"Humph! I reckon he ain't half as much broke up as I am," retorted the farmer. "This has placed me in a fine pickle."
"Now, Pa, please don't get excited again," pleaded Minnie, whose face showed that she had suffered as much, or more, as had her parent.

"Ain't no use to get excited now. The money is gone, and I suppose that is the last of it. What I'm worryin' about is how I'm goin' to settle about that mortgage. Grisley at first said he would put it off, but yesterday he sent word that he was comin' here to-day with his lawyer to settle things."

"And here they come now!" interrupted Minnie, as she glanced out of a window. The others looked and saw two men drive up the lane in a cutter.

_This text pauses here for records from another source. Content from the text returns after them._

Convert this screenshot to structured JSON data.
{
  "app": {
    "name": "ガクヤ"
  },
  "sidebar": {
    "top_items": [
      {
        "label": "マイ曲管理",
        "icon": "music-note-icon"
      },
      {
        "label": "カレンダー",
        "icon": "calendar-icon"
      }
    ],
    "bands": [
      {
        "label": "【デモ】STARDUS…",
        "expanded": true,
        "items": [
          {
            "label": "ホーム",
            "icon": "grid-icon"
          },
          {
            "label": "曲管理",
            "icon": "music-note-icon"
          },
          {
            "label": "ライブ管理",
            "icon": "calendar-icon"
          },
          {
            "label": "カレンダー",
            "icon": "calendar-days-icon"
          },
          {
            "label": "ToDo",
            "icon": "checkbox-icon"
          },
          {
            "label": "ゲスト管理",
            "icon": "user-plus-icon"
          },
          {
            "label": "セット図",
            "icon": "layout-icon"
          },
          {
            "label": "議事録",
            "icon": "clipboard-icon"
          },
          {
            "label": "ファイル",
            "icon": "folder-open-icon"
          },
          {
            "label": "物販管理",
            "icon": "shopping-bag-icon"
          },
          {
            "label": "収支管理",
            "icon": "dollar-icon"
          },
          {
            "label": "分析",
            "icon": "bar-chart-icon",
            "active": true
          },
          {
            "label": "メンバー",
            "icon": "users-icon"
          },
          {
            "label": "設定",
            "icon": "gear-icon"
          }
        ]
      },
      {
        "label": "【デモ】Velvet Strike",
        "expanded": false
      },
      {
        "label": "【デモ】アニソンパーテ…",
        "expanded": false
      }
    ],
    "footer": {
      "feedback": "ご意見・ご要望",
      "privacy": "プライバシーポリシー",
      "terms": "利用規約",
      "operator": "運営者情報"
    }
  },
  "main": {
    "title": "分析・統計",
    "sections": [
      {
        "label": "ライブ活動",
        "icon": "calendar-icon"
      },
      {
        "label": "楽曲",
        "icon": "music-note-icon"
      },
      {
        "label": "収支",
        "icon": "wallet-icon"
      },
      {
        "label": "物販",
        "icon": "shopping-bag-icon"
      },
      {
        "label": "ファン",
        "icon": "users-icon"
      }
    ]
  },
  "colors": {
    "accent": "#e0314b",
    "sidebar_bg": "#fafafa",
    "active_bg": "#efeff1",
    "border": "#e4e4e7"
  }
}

They were old Henry Grisley, the man who held the mortgage on the farm, and Belright Fogg. The girl went to the door to let the visitors in. Old Henry Grisley paid scant attention to Tom when the two were introduced to each other. The lawyer looked at the visitor in some astonishment.

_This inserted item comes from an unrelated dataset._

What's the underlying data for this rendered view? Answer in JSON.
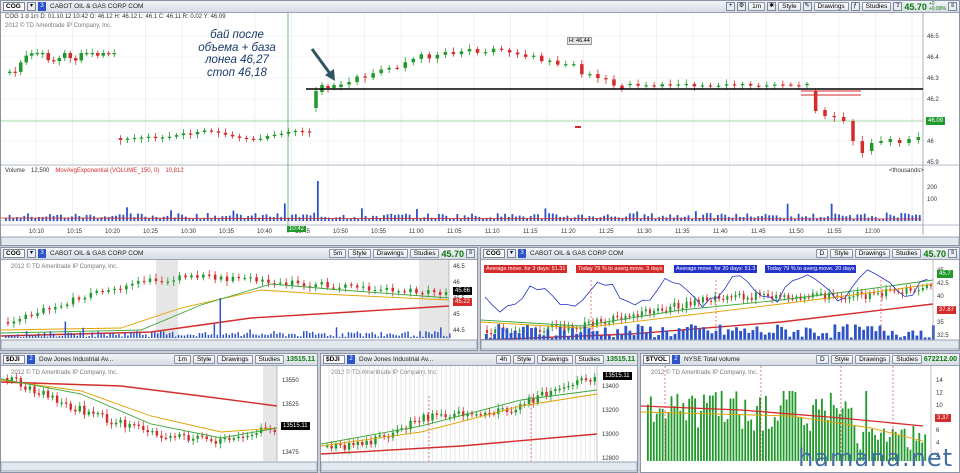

"Huh! I didn't expect to see you here, Mr. Rover," said Belright Fogg, coolly. "Are you mixed up in this unfortunate affair?"

"I may be before we get through," answered Tom.

"You weren't the young man who lost the money?"

"No."

"I've got an account to settle with your brother," went on Belright Fogg, rather maliciously. "He took great pleasure the other day in hitting me in the head with a snowball, almost knocking me senseless.

I've had to have my head treated by a doctor, and more than likely I'll sue him for damages."

"I reckon you'll do what you can to make it hot for him," returned Tom.

"It's your way, Mr. Fogg. But just let me give you a word of advice--you take care that you don't get your fingers burnt."

"Ha! Is that a threat?"

"Oh, no. It is only a word of advice. Please to remember that we know all about you, and we won't stand any nonsense from you. If my brother really hurt you, he'll be willing to do the fair thing; but if you think you can gouge him in any way, you've got another guess coming."

"Looky!" came in a shrill voice from old Henry Grisley. "I thought we come here fer my money on that er mortgage," and from under a pair of heavy gray eyebrows he looked searchingly into the faces of Mr.

Sanderson and the lawyer.

"Yes, Mr. Grisley, that's what we came for," returned Belright Fogg, "and the sooner we come to business perhaps the better."

"As I've told you before, the money is gone--stolen," said Mr.

Sanderson. "I can't pay--at least not now, and I'd like an extension of time."

"Mr. Grisley isn't inclined to grant any extension," said Belright Fogg, somewhat pompously. "The mortgage is too big for this place anyway, and he feels that he ought to have his money."

"And if Mr. Sanderson can't pay, what then?" questioned Tom, before the farmer could speak.

"Why, we'll have to foreclose and sell the place," answered the lawyer, quickly.

"That's it! That's it!" came shrilly from old Henry Grisley. "I want my money--every cent of it. If I don't git it, I'm goin' to take the farm,"

he added in tones which were almost triumphant.

"But see here----" began Mr. Sanderson.

"Oh, Pa, don't let them sell the farm!" burst out Minnie, and as she spoke the tears started to her eyes.

"You won't sell the farm, Mr. Grisley," said Tom, coolly.

"Why not, if the money isn't paid?" cried the old man.

"The money will be paid--every cent of it," answered Tom.